Press Release

MOW calls for consideration of full scale of Google’s actions vs Press publishers in Germany

The German Federal Cartel Office (FCO) announced at the beginning of January that it was looking at taking market abuse control action on Google, under new powers granted to it to assess anticompetitive practices.

The first case was announced a week later on January 12, where it was revealed that the FCO was considering the CORINT Media complaint concerning Google’s New Showcase.

MOW fully supports the complaint made by CORINT Media, but believes it is vital for the FCO to place Google Showcase within the broader context of Google’s multifaceted, anti-competitive approach.

Google is, on the one hand, threatening to take away online news websites’ ability to make money using alternate solutions, whilst on the other hand offering them a way out of a trap it has created – by joining the Google News Showcase.

This is a new system that allows users to see one aggregated source of news through Google, while sharing their data with Google. This is alongside Google’s other practices that undermine news websites’ ability to make money using alternate solutions. Three key points are provided below:

Claiming that its First-Party data system are preferred and better for privacy, compared to third party cookies.

Google routinely uses multiple cookies and other technologies to track people’s activity across the web. Google also relies on transferring information from other companies to its own systems using both these random identifiers as well as people’s identity. For example, Google commits to the UK Competition and Markets Authority that even should it be allowed to eliminate support for its rivals’ use of random IDs stored in cookies it will continue to offer its “Customer Match” data transfer service, that sends information from large clients to improve the monetization of Google’s own inventory. Blocking the use of third-party cookies by news websites puts them at a competitive disadvantage to the “first-party Google party” that it is encouraging all to join.          

Blocking the User Agent string of data that exists in HTML.

The User Agent string enables different versions of a newspaper to be more effectively rendered across different browser versions and types of devices. Knowing whether a user is on an old version of a phone is important in ensuring that the device can read the story and see the newspaper’s ads. Google is throwing wrenches into this long-standing internet standard, through its Chrome browser changes, meaning that reliably rendering web pages will be more difficult.
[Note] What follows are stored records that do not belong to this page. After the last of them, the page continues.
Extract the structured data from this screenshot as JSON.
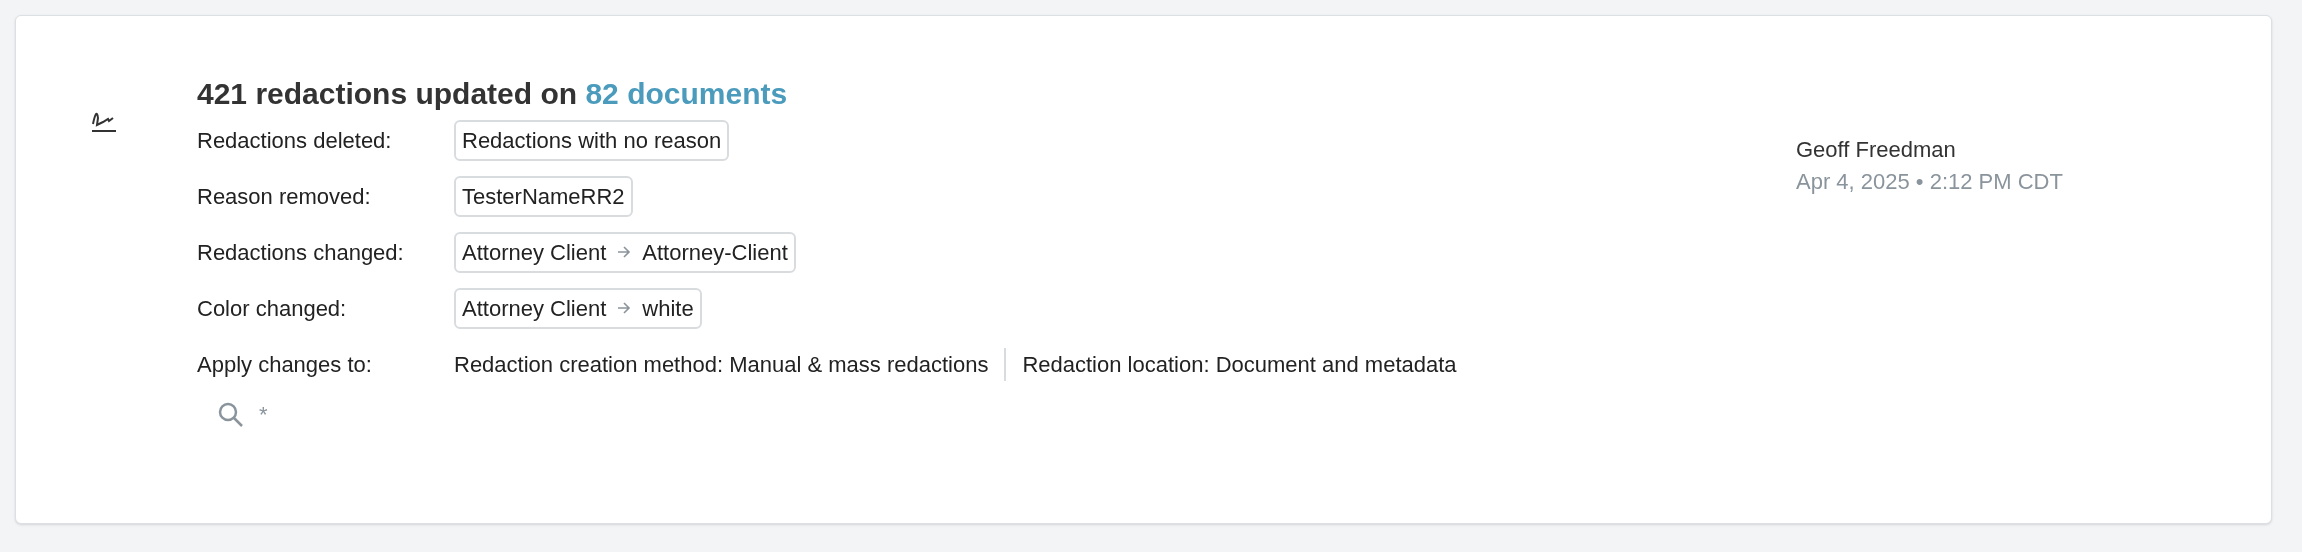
{
  "title": {
    "text": "421 redactions updated on",
    "link": "82 documents"
  },
  "rows": [
    {
      "label": "Redactions deleted:",
      "kind": "tag",
      "values": [
        "Redactions with no reason"
      ]
    },
    {
      "label": "Reason removed:",
      "kind": "tag",
      "values": [
        "TesterNameRR2"
      ]
    },
    {
      "label": "Redactions changed:",
      "kind": "change",
      "from": "Attorney Client",
      "to": "Attorney-Client"
    },
    {
      "label": "Color changed:",
      "kind": "change",
      "from": "Attorney Client",
      "to": "white"
    },
    {
      "label": "Apply changes to:",
      "kind": "plain",
      "values": [
        "Redaction creation method: Manual & mass redactions",
        "Redaction location: Document and metadata"
      ]
    }
  ],
  "search_query": "*",
  "author": "Geoff Freedman",
  "timestamp": "Apr 4, 2025 • 2:12 PM CDT"
}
Interfering with rivals’ ability to compete.

Google is both interfering with rival publishers’ abilities to compete and benefit from third-party partners outside its own Google News Showcase, and disrupting customer relations with the news websites they visit. News websites conventionally operate as standalone businesses, funding their content via advertising. They are considered “golden websites” because they are visited many times; fresh news is a reason people repeatedly visit the same site. But Google News Showcase complicates this relationship in a number of ways. It puts the news websites content on a Google site, so Google has the relationship with both the reader and advertiser, and captures end user data every time they visit. News websites then earn less money and become more dependent on Google.

Further, by combining a set of competing news websites on its News Showcase, additional competition questions are raised. How does Google promote different titles and versions of news stories? How does Google choose among different competing news websites in terms of where to place advertising? How does Google address the promotion of competing advertising via Google Search and New showcase?

Notes for Editors

The Movement for an Open Web is a coalition of organisations and businesses who care about the future and freedom of the internet.

Given the critical role it plays in funding online journalism, communication and commerce, we oppose the trillion-dollar corporations who want to unilaterally decide how the web functions, and who wins and loses online.

To pursue this David vs Goliath struggle we need your support, so join us in this vital cause – for the future prosperity of the many, not the few.

For further information on this issue, and on joining the Movement for an Open Web, please contact:

Header image via Christian Wiediger on Unsplash (Licensed for use under the Unsplash License)